Marquart said “plan B, although not perfect, is a much better plan,” adding those impacted upstream need to have fair and just compensation.
Next year, Marquart and Lien said, the state should pass a robust bonding bill that includes money for local higher education needs and a Clay County waste transfer facility.
“I think we really need to prioritize any spending in the next year on building Minnesota’s economy,” Lien said.
Marquart said next year’s projected budget surplus should go to education, higher education, healthcare, increased local government aid and tax cuts.
“We need to take a balanced approach,” he said.
County sheriff’s race
At the beginning of the forum, Empting and Steffes were asked about disciplinary action during their careers.
Though he declined to get into specifics, Empting, who received the endorsement of outgoing Sheriff Bill Bergquist, has previously admitted to having sex with a woman while on duty 20 years ago as a Dilworth cop.
“I learned my lessons from it,” he said. “My mistakes don’t define who I am, how I handle my mistakes define who I am. It’s made me a better person … I hope that doesn’t weigh on anybody’s mind at this point.”
Steffes received a two-day suspension in 2004 from Bergquist due to what has been described as productivity concerns.
At the forum, Steffes described that time as a stressful and busy period of his life.
“Every single evaluation I’ve had since the time of my suspension has been perfect,” he said.
One audience member asked about how the sheriff candidates would ensure schools are safe.
Steffes and Empting said they would make sure schools had safe entrances and would hire more school resource officers.
“I think it’s vitally important that we expand our program,” Empting said.
Steffes said he’d like to add another canine unit the department to tackle the opioid crisis, while Empting said parole officers, corrections officers, deputies, county attorneys, commissioners and others need to team up for a comprehensive approach to address the issue.
When it comes to priorities once taking office, Empting said he the first goal would be to reshuffle administrative staff.
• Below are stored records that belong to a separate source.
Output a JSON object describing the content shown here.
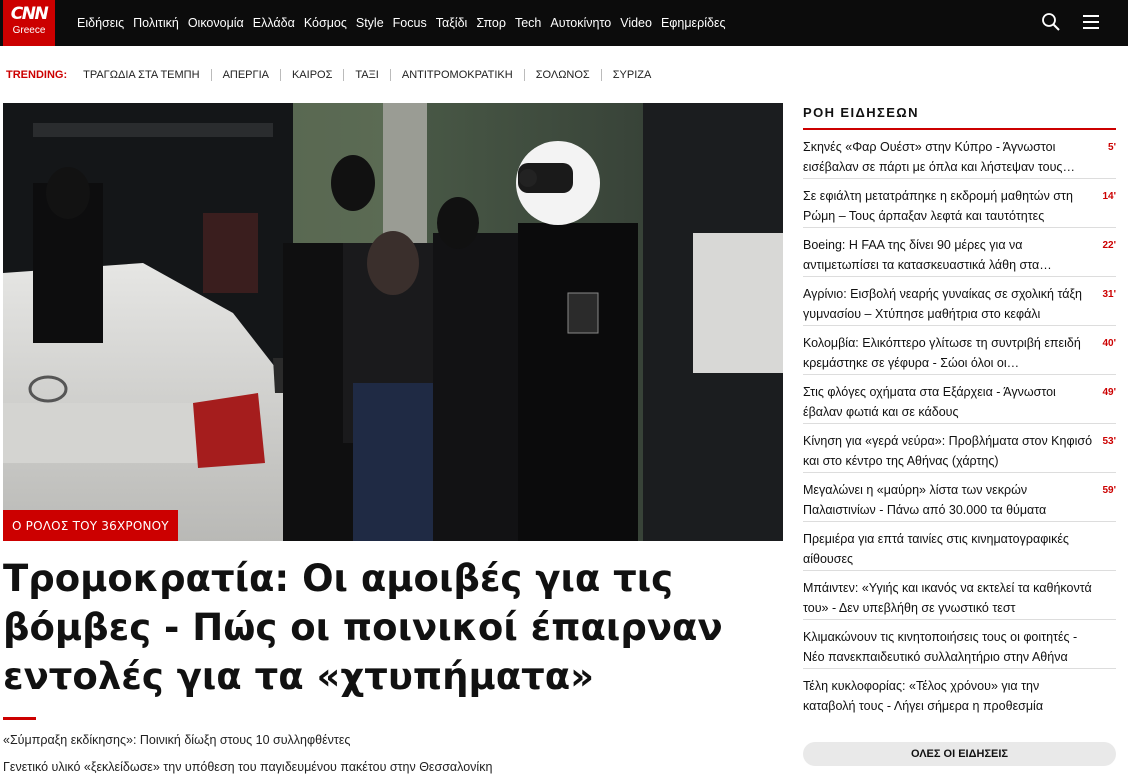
{
  "header": {
    "logo_top": "CNN",
    "logo_bottom": "Greece",
    "nav": [
      "Ειδήσεις",
      "Πολιτική",
      "Οικονομία",
      "Ελλάδα",
      "Κόσμος",
      "Style",
      "Focus",
      "Ταξίδι",
      "Σπορ",
      "Tech",
      "Αυτοκίνητο",
      "Video",
      "Εφημερίδες"
    ],
    "icons": [
      "search-icon",
      "menu-icon"
    ]
  },
  "trending": {
    "label": "TRENDING:",
    "items": [
      "ΤΡΑΓΩΔΙΑ ΣΤΑ ΤΕΜΠΗ",
      "ΑΠΕΡΓΙΑ",
      "ΚΑΙΡΟΣ",
      "ΤΑΞΙ",
      "ΑΝΤΙΤΡΟΜΟΚΡΑΤΙΚΗ",
      "ΣΟΛΩΝΟΣ",
      "ΣΥΡΙΖΑ"
    ]
  },
  "main": {
    "tag": "Ο ΡΟΛΟΣ ΤΟΥ 36ΧΡΟΝΟΥ",
    "headline": "Τρομοκρατία: Οι αμοιβές για τις βόμβες - Πώς οι ποινικοί έπαιρναν εντολές για τα «χτυπήματα»",
    "related": [
      "«Σύμπραξη εκδίκησης»: Ποινική δίωξη στους 10 συλληφθέντες",
      "Γενετικό υλικό «ξεκλείδωσε» την υπόθεση του παγιδευμένου πακέτου στην Θεσσαλονίκη"
    ]
  },
  "feed": {
    "title": "ΡΟΗ ΕΙΔΗΣΕΩΝ",
    "items": [
      {
        "text": "Σκηνές «Φαρ Ουέστ» στην Κύπρο - Άγνωστοι εισέβαλαν σε πάρτι με όπλα και λήστεψαν τους…",
        "time": "5'"
      },
      {
        "text": "Σε εφιάλτη μετατράπηκε η εκδρομή μαθητών στη Ρώμη – Τους άρπαξαν λεφτά και ταυτότητες",
        "time": "14'"
      },
      {
        "text": "Boeing: Η FAA της δίνει 90 μέρες για να αντιμετωπίσει τα κατασκευαστικά λάθη στα…",
        "time": "22'"
      },
      {
        "text": "Αγρίνιο: Εισβολή νεαρής γυναίκας σε σχολική τάξη γυμνασίου – Χτύπησε μαθήτρια στο κεφάλι",
        "time": "31'"
      },
      {
        "text": "Κολομβία: Ελικόπτερο γλίτωσε τη συντριβή επειδή κρεμάστηκε σε γέφυρα - Σώοι όλοι οι…",
        "time": "40'"
      },
      {
        "text": "Στις φλόγες οχήματα στα Εξάρχεια - Άγνωστοι έβαλαν φωτιά και σε κάδους",
        "time": "49'"
      },
      {
        "text": "Κίνηση για «γερά νεύρα»: Προβλήματα στον Κηφισό και στο κέντρο της Αθήνας (χάρτης)",
        "time": "53'"
      },
      {
        "text": "Μεγαλώνει η «μαύρη» λίστα των νεκρών Παλαιστινίων - Πάνω από 30.000 τα θύματα",
        "time": "59'"
      },
      {
        "text": "Πρεμιέρα για επτά ταινίες στις κινηματογραφικές αίθουσες",
        "time": ""
      },
      {
        "text": "Μπάιντεν: «Υγιής και ικανός να εκτελεί τα καθήκοντά του» - Δεν υπεβλήθη σε γνωστικό τεστ",
        "time": ""
      },
      {
        "text": "Κλιμακώνουν τις κινητοποιήσεις τους οι φοιτητές - Νέο πανεκπαιδευτικό συλλαλητήριο στην Αθήνα",
        "time": ""
      },
      {
        "text": "Τέλη κυκλοφορίας: «Τέλος χρόνου» για την καταβολή τους - Λήγει σήμερα η προθεσμία",
        "time": ""
      }
    ],
    "all_button": "ΟΛΕΣ ΟΙ ΕΙΔΗΣΕΙΣ"
  },
  "colors": {
    "brand_red": "#cc0000",
    "topbar": "#0c0c0c",
    "button_bg": "#e9e9e9"
  }
}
He said he would also focus on reducing drug and gang violence in the county.
Steffes said he would sit down with administrative staff and other sheriff’s department employees to identify goals and other things that need improvement.
County commission races
All three candidates agreed that the opioid epidemic needs to be addressed at a county level.
“This is a very serious and difficult problem to fight,” said Campbell, whose District 4 includes north Moorhead, a slice of south Moorhead, Oakport and Kragnes Township. He added that the county needs to maintain a robust gang task force.
Dailey said she supported expanding the DARE program to bring it into the middle schools.
“We need to help the addicts and get the dealers out of here,” she said.
The candidates said the county needs to do what it can to improve mental health services.
“We need to be more accepting of those with mental health problems, we need to support them … We need to help them,” Campbell said.
The county needs to help break the cycle and intervene at a younger age, Dailey said.
“We’ve got some great resources in Clay County, we need to make sure people are aware of them,” she said.
Mongeau, whose district includes part of south Moorhead and most of southern Clay County, said the county does a lot for those with mental health, but it could still improve services.
“We need to advocate for more state funding,” she said. “It’s a crisis statewide.”
Dailey said her top priority would be to develop a sustainable budget. She said she’d also work to expand mental health services.
The top priority for Mongeau would be to address the tax burden for county residents, she said. She said she’d also work on the county worker crisis.
“We need to look critically at how we recruit people to work in Clay County,” she said.
Campbell said he’d continue to prioritize keeping property taxes low and would work on permanent flood protection.